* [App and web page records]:
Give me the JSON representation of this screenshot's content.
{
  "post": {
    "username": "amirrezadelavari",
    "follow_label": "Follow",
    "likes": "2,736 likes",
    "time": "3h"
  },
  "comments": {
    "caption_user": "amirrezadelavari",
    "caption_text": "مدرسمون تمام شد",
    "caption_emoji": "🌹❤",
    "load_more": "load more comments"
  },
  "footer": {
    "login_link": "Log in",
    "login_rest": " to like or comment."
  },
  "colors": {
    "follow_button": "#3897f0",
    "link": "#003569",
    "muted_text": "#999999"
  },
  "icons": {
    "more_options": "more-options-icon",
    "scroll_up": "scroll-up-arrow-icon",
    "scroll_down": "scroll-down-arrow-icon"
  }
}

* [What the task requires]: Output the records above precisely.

* [Reply to the exercise]:
Give me the JSON representation of this screenshot's content.
{
  "post": {
    "username": "amirrezadelavari",
    "follow_label": "Follow",
    "likes": "2,736 likes",
    "time": "3h"
  },
  "comments": {
    "caption_user": "amirrezadelavari",
    "caption_text": "مدرسمون تمام شد",
    "caption_emoji": "🌹❤",
    "load_more": "load more comments"
  },
  "footer": {
    "login_link": "Log in",
    "login_rest": " to like or comment."
  },
  "colors": {
    "follow_button": "#3897f0",
    "link": "#003569",
    "muted_text": "#999999"
  },
  "icons": {
    "more_options": "more-options-icon",
    "scroll_up": "scroll-up-arrow-icon",
    "scroll_down": "scroll-down-arrow-icon"
  }
}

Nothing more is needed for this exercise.